Information for parents
The flu is not just a bad cold. Children who get the flu often need medical care, especially if they're younger than 5.
- Each year about 20,000 children younger than 5 become so sick from the flu they need hospital care.
- Every year children die from the flu.
- Severe flu complications are most common in children younger than 2.
- Children with chronic health problems like asthma or diabetes are at high risk for serious flu complications.
- Children catch the flu at higher rates than any other age group.
Some children are at higher risk for serious flu-related complications.
1. Children younger than 6 months old.
The flu vaccine is not approved for babies younger than six months old. The best way to protect them is to make sure everyone in the household gets the flu vaccine.
2. Children younger than 5.
Children six months to five years are more likely to go to a doctor or the emergency room because of the flu. To protect their health, all children six months and older should get the flu vaccine each year.
3. Children older than 6 months with chronic health problems like:
- Asthma or other lung problems.
- Immune system problems.
- Kidney disease.
- Heart disease.
- Sickle cell anemia.
- Long-term aspirin therapy.
- Spinal cord problems.
- Seizure disorders.
- Other brain problems.
4. American Indian and Alaska Native children.
These children are more at risk for flu complications. We don’t know why.
Influenza vaccination recommendations
The best way to protect children from the flu is to get the influenza vaccine each year.
Check the children’s immunization calendar on our website to find free immunization sites in the community.
Centers for Disease Control and Prevention (CDC) recommends everyone older than 6 months of age get the flu vaccine. To learn more about this year's flu vaccine, visit the CDC's flu page.
Many studies show immune systems of children respond very well to flu vaccine.
When we vaccinate children for the flu, we can help protect everyone in the community.
Most children who are allergic to eggs can still safely get a flu vaccine. Talk to your healthcare provider or call us at (253) 798-6410.
Nasal spray flu vaccine
The nasal spray flu vaccine (FluMist) is available this season and is included in the current CDC Advisory Committee on Immunization Practices (ACIP) recommendations.
People who have contact with children also need the flu vaccine.
- People who live with children younger than 5.
- Childcare providers, teachers and nannies of children younger than 5.
- People who have contact with children of any age who have a chronic health problem.
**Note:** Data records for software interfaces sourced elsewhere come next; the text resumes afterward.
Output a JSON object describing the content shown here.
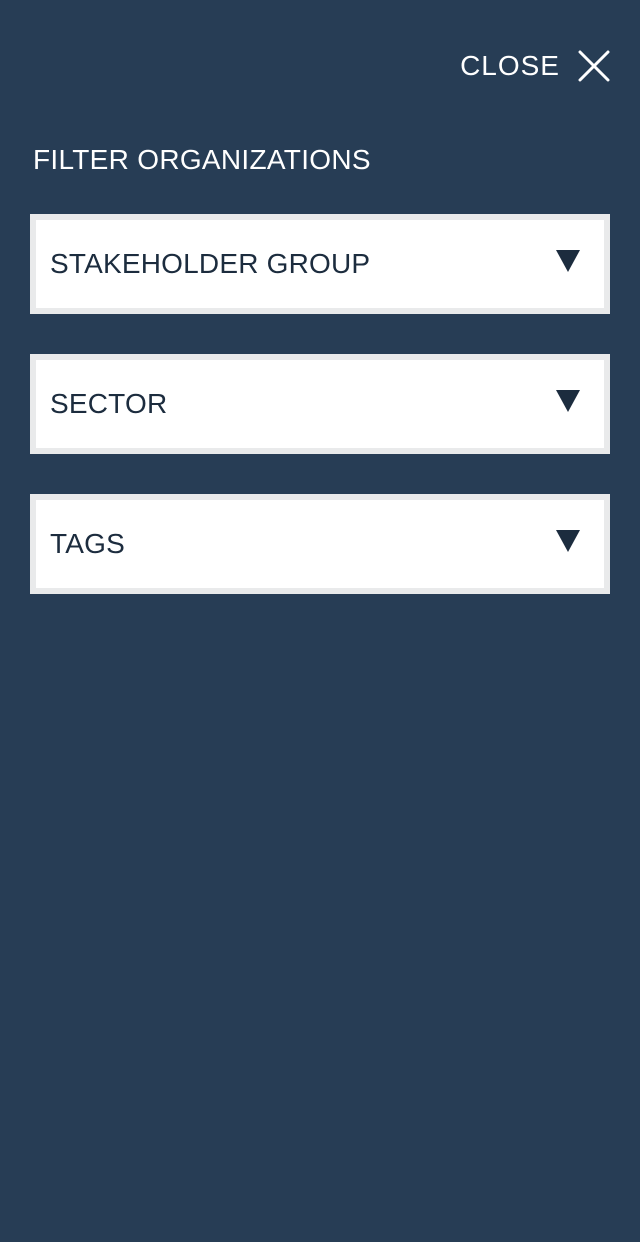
{
  "header": {
    "close_label": "CLOSE",
    "close_icon": "close-icon"
  },
  "filter": {
    "title": "FILTER ORGANIZATIONS",
    "selects": [
      {
        "label": "STAKEHOLDER GROUP",
        "icon": "chevron-down-icon"
      },
      {
        "label": "SECTOR",
        "icon": "chevron-down-icon"
      },
      {
        "label": "TAGS",
        "icon": "chevron-down-icon"
      }
    ]
  },
  "colors": {
    "background": "#273d55",
    "select_background": "#ffffff",
    "select_border": "#e9eaeb",
    "select_text": "#1c2c3e",
    "header_text": "#ffffff"
  }
}
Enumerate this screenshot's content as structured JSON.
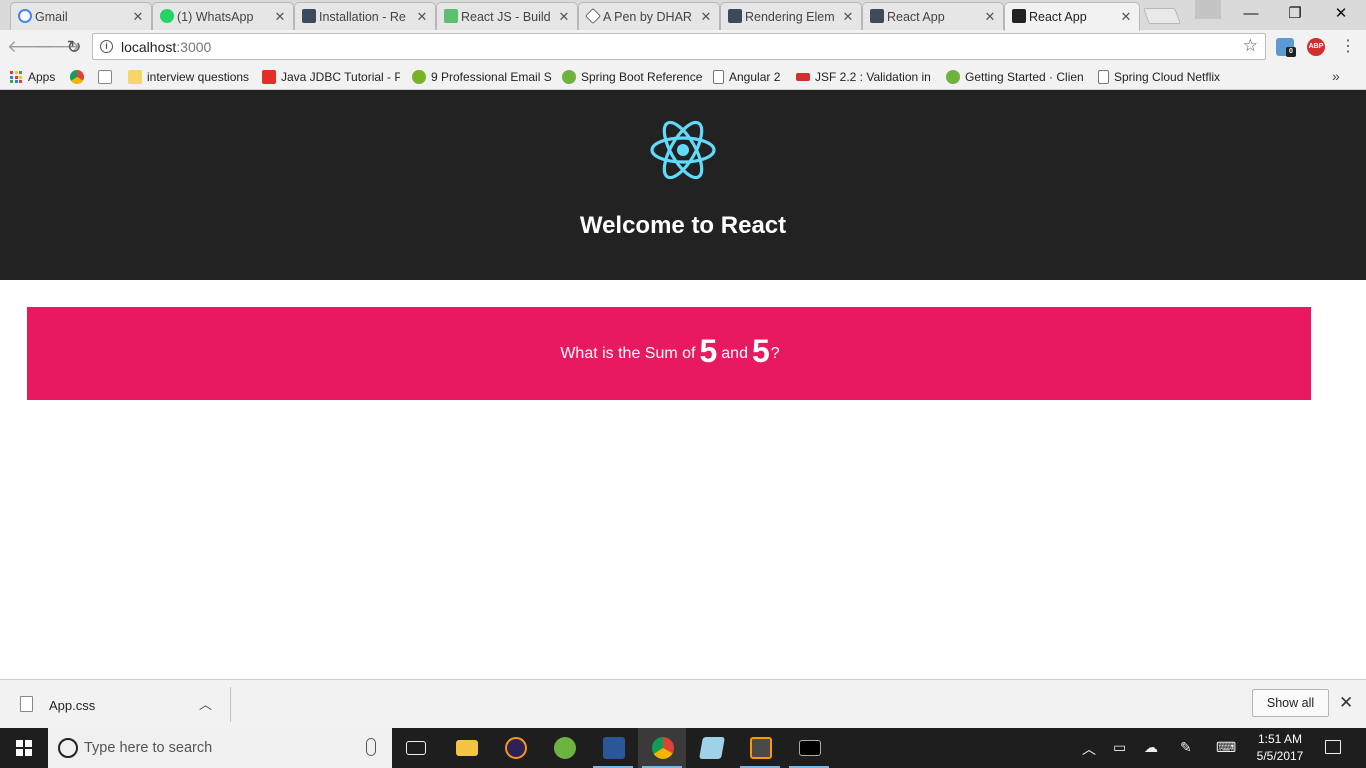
{
  "browser": {
    "tabs": [
      {
        "title": "Gmail",
        "favicon": "gmail-icon",
        "color": "#4285f4",
        "active": false
      },
      {
        "title": "(1) WhatsApp",
        "favicon": "whatsapp-icon",
        "color": "#25d366",
        "active": false
      },
      {
        "title": "Installation - Re",
        "favicon": "react-icon",
        "color": "#3c4a5c",
        "active": false
      },
      {
        "title": "React JS - Build",
        "favicon": "udemy-icon",
        "color": "#5cbf6f",
        "active": false
      },
      {
        "title": "A Pen by DHAR",
        "favicon": "codepen-icon",
        "color": "#444444",
        "active": false
      },
      {
        "title": "Rendering Elem",
        "favicon": "react-icon",
        "color": "#3c4a5c",
        "active": false
      },
      {
        "title": "React App",
        "favicon": "react-icon",
        "color": "#3c4a5c",
        "active": false
      },
      {
        "title": "React App",
        "favicon": "react-icon",
        "color": "#222222",
        "active": true
      }
    ],
    "window_controls": {
      "minimize": "—",
      "restore": "❐",
      "close": "✕"
    },
    "address": {
      "host": "localhost",
      "port": ":3000"
    },
    "bookmarks": [
      {
        "label": "Apps",
        "icon": "apps-grid-icon"
      },
      {
        "label": "",
        "icon": "chrome-icon"
      },
      {
        "label": "",
        "icon": "bookmark-bolt-icon"
      },
      {
        "label": "interview questions",
        "icon": "folder-icon"
      },
      {
        "label": "Java JDBC Tutorial - P",
        "icon": "youtube-icon"
      },
      {
        "label": "9 Professional Email S",
        "icon": "yoast-icon"
      },
      {
        "label": "Spring Boot Reference",
        "icon": "spring-icon"
      },
      {
        "label": "Angular 2",
        "icon": "page-icon"
      },
      {
        "label": "JSF 2.2 : Validation in",
        "icon": "tutorialspoint-icon"
      },
      {
        "label": "Getting Started · Clien",
        "icon": "spring-icon"
      },
      {
        "label": "Spring Cloud Netflix",
        "icon": "page-icon"
      }
    ],
    "bookmarks_overflow": "»",
    "extensions": [
      {
        "name": "extension-badge-icon",
        "badge": "0"
      },
      {
        "name": "adblock-plus-icon",
        "label": "ABP"
      }
    ]
  },
  "page": {
    "header_title": "Welcome to React",
    "question": {
      "prefix": "What is the Sum of",
      "num1": "5",
      "conjunction": "and",
      "num2": "5",
      "suffix": "?"
    },
    "colors": {
      "header_bg": "#222222",
      "question_bg": "#e91961",
      "react_logo": "#61dafb"
    }
  },
  "downloads": {
    "file_name": "App.css",
    "show_all": "Show all"
  },
  "taskbar": {
    "search_placeholder": "Type here to search",
    "pinned": [
      "task-view-icon",
      "file-explorer-icon",
      "eclipse-icon",
      "spring-tool-icon",
      "word-icon",
      "chrome-icon",
      "notepad-icon",
      "sublime-icon",
      "cmd-icon"
    ],
    "time": "1:51 AM",
    "date": "5/5/2017"
  }
}
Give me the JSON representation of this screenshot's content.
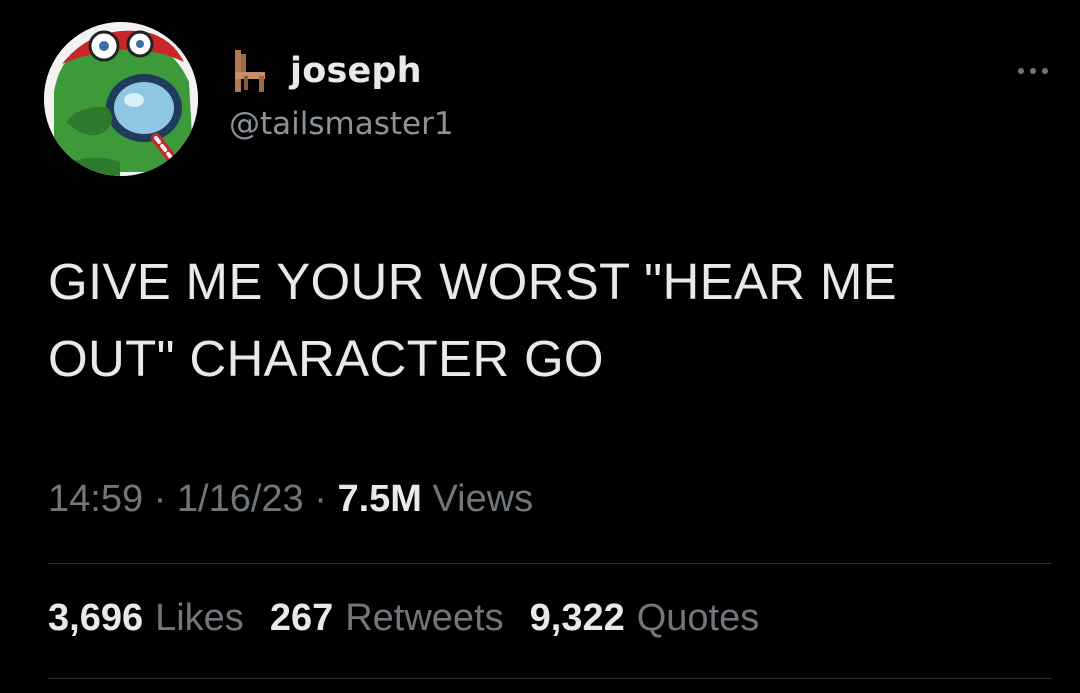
{
  "author": {
    "display_name": "joseph",
    "handle": "@tailsmaster1",
    "name_emoji_icon": "chair-icon",
    "avatar_icon": "green-character-with-magnifying-glass"
  },
  "tweet": {
    "text_line1": "GIVE ME YOUR WORST \"HEAR ME",
    "text_line2": "OUT\" CHARACTER GO"
  },
  "meta": {
    "time": "14:59",
    "separator": "·",
    "date": "1/16/23",
    "views_count": "7.5M",
    "views_label": "Views"
  },
  "stats": {
    "likes_count": "3,696",
    "likes_label": "Likes",
    "retweets_count": "267",
    "retweets_label": "Retweets",
    "quotes_count": "9,322",
    "quotes_label": "Quotes"
  },
  "colors": {
    "background": "#000000",
    "primary_text": "#e7e9ea",
    "secondary_text": "#71767b",
    "divider": "#2a2d30"
  }
}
- Healthcare workers.
When to get vaccinated
Children need a flu shot every year. Children can get the vaccine as soon as it becomes available. It's best to get the vaccine before flu starts spreading. It's not too late to get a flu shot later in the season.
Flu vaccine safety
The flu shot has an excellent safety record. Over the years, millions of Americans have received the flu vaccine.
Most common side effects are mild, like soreness, redness, tenderness or swelling at the site of the shot. Serious allergic reactions can occur, but are very rare. Vaccine safety is continually monitored. Visit the CDC Vaccine Safety page for more information.
What if my child has never had the flu vaccine?
Children younger than 9 who haven’t received 2 doses of flu vaccine in their lifetime will need 2 doses this season. If possible, they should get the first dose as soon as the vaccine becomes available.
Medications to treat flu in children
Medications are available to treat children 2 weeks and older who get the flu and are recommended for high-risk children and those hospitalized with the flu. If possible, start treatment within 2 days after becoming sick.
If your child develops a fever or respiratory symptoms during flu season, contact their doctor right away. Don't give aspirin to children with flu-like symptoms.